**TASK GOAL**: Write each entry out again exactly, with nothing omitted.

**ENTRIES SUPPLIED**:
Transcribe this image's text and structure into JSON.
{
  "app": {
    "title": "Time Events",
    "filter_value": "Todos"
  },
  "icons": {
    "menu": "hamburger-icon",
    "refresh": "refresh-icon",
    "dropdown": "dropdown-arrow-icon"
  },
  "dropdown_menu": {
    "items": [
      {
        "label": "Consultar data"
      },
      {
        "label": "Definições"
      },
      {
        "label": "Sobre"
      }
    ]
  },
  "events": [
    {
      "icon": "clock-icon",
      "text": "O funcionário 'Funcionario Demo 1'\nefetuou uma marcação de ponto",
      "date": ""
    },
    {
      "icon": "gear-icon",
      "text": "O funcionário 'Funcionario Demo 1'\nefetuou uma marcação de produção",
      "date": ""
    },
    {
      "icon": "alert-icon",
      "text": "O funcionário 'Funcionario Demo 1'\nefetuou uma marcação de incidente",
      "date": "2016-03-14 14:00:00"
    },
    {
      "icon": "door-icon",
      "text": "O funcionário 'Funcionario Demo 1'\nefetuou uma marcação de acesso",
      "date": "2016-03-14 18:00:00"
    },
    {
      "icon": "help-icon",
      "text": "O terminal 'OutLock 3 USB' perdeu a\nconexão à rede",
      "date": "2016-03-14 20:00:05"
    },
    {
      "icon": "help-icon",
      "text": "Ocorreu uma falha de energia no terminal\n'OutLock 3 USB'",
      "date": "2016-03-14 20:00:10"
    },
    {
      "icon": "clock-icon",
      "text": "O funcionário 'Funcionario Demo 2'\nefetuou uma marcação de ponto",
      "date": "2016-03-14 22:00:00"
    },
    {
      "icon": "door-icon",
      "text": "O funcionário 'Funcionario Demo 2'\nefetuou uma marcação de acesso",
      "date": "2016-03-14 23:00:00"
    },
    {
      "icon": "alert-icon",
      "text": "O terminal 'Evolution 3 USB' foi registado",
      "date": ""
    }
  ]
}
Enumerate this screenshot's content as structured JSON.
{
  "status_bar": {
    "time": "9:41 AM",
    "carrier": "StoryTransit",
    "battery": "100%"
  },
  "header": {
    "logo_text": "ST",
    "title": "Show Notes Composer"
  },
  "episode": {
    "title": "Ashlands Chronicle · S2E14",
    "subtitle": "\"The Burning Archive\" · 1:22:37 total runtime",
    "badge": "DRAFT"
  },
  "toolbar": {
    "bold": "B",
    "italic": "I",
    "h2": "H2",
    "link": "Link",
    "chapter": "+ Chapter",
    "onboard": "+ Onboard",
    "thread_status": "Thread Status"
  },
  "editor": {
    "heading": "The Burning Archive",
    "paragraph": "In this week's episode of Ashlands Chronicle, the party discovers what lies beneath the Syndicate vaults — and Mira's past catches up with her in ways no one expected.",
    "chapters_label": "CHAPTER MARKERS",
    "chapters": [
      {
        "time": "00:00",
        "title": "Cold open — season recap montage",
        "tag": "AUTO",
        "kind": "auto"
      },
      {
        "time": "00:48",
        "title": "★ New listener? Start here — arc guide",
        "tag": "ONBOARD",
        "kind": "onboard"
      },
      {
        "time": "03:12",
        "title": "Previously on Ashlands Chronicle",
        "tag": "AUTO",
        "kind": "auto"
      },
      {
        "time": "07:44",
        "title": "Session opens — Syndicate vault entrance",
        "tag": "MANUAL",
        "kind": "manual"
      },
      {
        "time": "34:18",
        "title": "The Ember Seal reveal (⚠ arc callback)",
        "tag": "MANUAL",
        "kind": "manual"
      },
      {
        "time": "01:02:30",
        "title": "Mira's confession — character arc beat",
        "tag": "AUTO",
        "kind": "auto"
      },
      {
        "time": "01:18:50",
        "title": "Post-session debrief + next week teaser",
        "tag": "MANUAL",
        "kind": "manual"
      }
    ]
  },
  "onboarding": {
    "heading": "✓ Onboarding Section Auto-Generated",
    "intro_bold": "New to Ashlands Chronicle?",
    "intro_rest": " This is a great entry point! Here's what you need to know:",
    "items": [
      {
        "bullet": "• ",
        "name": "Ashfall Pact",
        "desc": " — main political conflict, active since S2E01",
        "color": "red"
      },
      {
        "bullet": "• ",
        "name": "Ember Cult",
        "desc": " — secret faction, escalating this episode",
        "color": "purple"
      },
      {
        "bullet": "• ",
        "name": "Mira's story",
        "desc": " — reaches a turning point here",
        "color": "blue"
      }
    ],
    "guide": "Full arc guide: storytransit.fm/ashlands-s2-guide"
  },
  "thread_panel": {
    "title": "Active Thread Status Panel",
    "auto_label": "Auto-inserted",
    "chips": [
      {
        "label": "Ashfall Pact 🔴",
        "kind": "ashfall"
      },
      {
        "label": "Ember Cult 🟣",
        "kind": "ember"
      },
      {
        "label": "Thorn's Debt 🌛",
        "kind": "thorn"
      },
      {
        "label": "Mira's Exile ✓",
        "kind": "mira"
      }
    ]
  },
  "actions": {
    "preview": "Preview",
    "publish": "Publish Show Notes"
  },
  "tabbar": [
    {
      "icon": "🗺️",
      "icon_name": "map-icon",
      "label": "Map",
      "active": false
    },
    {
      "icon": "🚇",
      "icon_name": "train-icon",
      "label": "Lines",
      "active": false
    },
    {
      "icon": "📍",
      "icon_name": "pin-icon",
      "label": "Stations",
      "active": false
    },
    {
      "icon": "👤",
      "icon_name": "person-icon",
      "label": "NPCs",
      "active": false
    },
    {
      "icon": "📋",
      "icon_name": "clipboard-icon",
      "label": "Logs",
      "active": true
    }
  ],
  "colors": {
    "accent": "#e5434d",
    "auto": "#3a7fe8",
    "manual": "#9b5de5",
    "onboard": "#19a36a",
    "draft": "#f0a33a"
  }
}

**EXPECTED ANSWER**:
Transcribe this image's text and structure into JSON.
{
  "app": {
    "title": "Time Events",
    "filter_value": "Todos"
  },
  "icons": {
    "menu": "hamburger-icon",
    "refresh": "refresh-icon",
    "dropdown": "dropdown-arrow-icon"
  },
  "dropdown_menu": {
    "items": [
      {
        "label": "Consultar data"
      },
      {
        "label": "Definições"
      },
      {
        "label": "Sobre"
      }
    ]
  },
  "events": [
    {
      "icon": "clock-icon",
      "text": "O funcionário 'Funcionario Demo 1'\nefetuou uma marcação de ponto",
      "date": ""
    },
    {
      "icon": "gear-icon",
      "text": "O funcionário 'Funcionario Demo 1'\nefetuou uma marcação de produção",
      "date": ""
    },
    {
      "icon": "alert-icon",
      "text": "O funcionário 'Funcionario Demo 1'\nefetuou uma marcação de incidente",
      "date": "2016-03-14 14:00:00"
    },
    {
      "icon": "door-icon",
      "text": "O funcionário 'Funcionario Demo 1'\nefetuou uma marcação de acesso",
      "date": "2016-03-14 18:00:00"
    },
    {
      "icon": "help-icon",
      "text": "O terminal 'OutLock 3 USB' perdeu a\nconexão à rede",
      "date": "2016-03-14 20:00:05"
    },
    {
      "icon": "help-icon",
      "text": "Ocorreu uma falha de energia no terminal\n'OutLock 3 USB'",
      "date": "2016-03-14 20:00:10"
    },
    {
      "icon": "clock-icon",
      "text": "O funcionário 'Funcionario Demo 2'\nefetuou uma marcação de ponto",
      "date": "2016-03-14 22:00:00"
    },
    {
      "icon": "door-icon",
      "text": "O funcionário 'Funcionario Demo 2'\nefetuou uma marcação de acesso",
      "date": "2016-03-14 23:00:00"
    },
    {
      "icon": "alert-icon",
      "text": "O terminal 'Evolution 3 USB' foi registado",
      "date": ""
    }
  ]
}
Enumerate this screenshot's content as structured JSON.
{
  "status_bar": {
    "time": "9:41 AM",
    "carrier": "StoryTransit",
    "battery": "100%"
  },
  "header": {
    "logo_text": "ST",
    "title": "Show Notes Composer"
  },
  "episode": {
    "title": "Ashlands Chronicle · S2E14",
    "subtitle": "\"The Burning Archive\" · 1:22:37 total runtime",
    "badge": "DRAFT"
  },
  "toolbar": {
    "bold": "B",
    "italic": "I",
    "h2": "H2",
    "link": "Link",
    "chapter": "+ Chapter",
    "onboard": "+ Onboard",
    "thread_status": "Thread Status"
  },
  "editor": {
    "heading": "The Burning Archive",
    "paragraph": "In this week's episode of Ashlands Chronicle, the party discovers what lies beneath the Syndicate vaults — and Mira's past catches up with her in ways no one expected.",
    "chapters_label": "CHAPTER MARKERS",
    "chapters": [
      {
        "time": "00:00",
        "title": "Cold open — season recap montage",
        "tag": "AUTO",
        "kind": "auto"
      },
      {
        "time": "00:48",
        "title": "★ New listener? Start here — arc guide",
        "tag": "ONBOARD",
        "kind": "onboard"
      },
      {
        "time": "03:12",
        "title": "Previously on Ashlands Chronicle",
        "tag": "AUTO",
        "kind": "auto"
      },
      {
        "time": "07:44",
        "title": "Session opens — Syndicate vault entrance",
        "tag": "MANUAL",
        "kind": "manual"
      },
      {
        "time": "34:18",
        "title": "The Ember Seal reveal (⚠ arc callback)",
        "tag": "MANUAL",
        "kind": "manual"
      },
      {
        "time": "01:02:30",
        "title": "Mira's confession — character arc beat",
        "tag": "AUTO",
        "kind": "auto"
      },
      {
        "time": "01:18:50",
        "title": "Post-session debrief + next week teaser",
        "tag": "MANUAL",
        "kind": "manual"
      }
    ]
  },
  "onboarding": {
    "heading": "✓ Onboarding Section Auto-Generated",
    "intro_bold": "New to Ashlands Chronicle?",
    "intro_rest": " This is a great entry point! Here's what you need to know:",
    "items": [
      {
        "bullet": "• ",
        "name": "Ashfall Pact",
        "desc": " — main political conflict, active since S2E01",
        "color": "red"
      },
      {
        "bullet": "• ",
        "name": "Ember Cult",
        "desc": " — secret faction, escalating this episode",
        "color": "purple"
      },
      {
        "bullet": "• ",
        "name": "Mira's story",
        "desc": " — reaches a turning point here",
        "color": "blue"
      }
    ],
    "guide": "Full arc guide: storytransit.fm/ashlands-s2-guide"
  },
  "thread_panel": {
    "title": "Active Thread Status Panel",
    "auto_label": "Auto-inserted",
    "chips": [
      {
        "label": "Ashfall Pact 🔴",
        "kind": "ashfall"
      },
      {
        "label": "Ember Cult 🟣",
        "kind": "ember"
      },
      {
        "label": "Thorn's Debt 🌛",
        "kind": "thorn"
      },
      {
        "label": "Mira's Exile ✓",
        "kind": "mira"
      }
    ]
  },
  "actions": {
    "preview": "Preview",
    "publish": "Publish Show Notes"
  },
  "tabbar": [
    {
      "icon": "🗺️",
      "icon_name": "map-icon",
      "label": "Map",
      "active": false
    },
    {
      "icon": "🚇",
      "icon_name": "train-icon",
      "label": "Lines",
      "active": false
    },
    {
      "icon": "📍",
      "icon_name": "pin-icon",
      "label": "Stations",
      "active": false
    },
    {
      "icon": "👤",
      "icon_name": "person-icon",
      "label": "NPCs",
      "active": false
    },
    {
      "icon": "📋",
      "icon_name": "clipboard-icon",
      "label": "Logs",
      "active": true
    }
  ],
  "colors": {
    "accent": "#e5434d",
    "auto": "#3a7fe8",
    "manual": "#9b5de5",
    "onboard": "#19a36a",
    "draft": "#f0a33a"
  }
}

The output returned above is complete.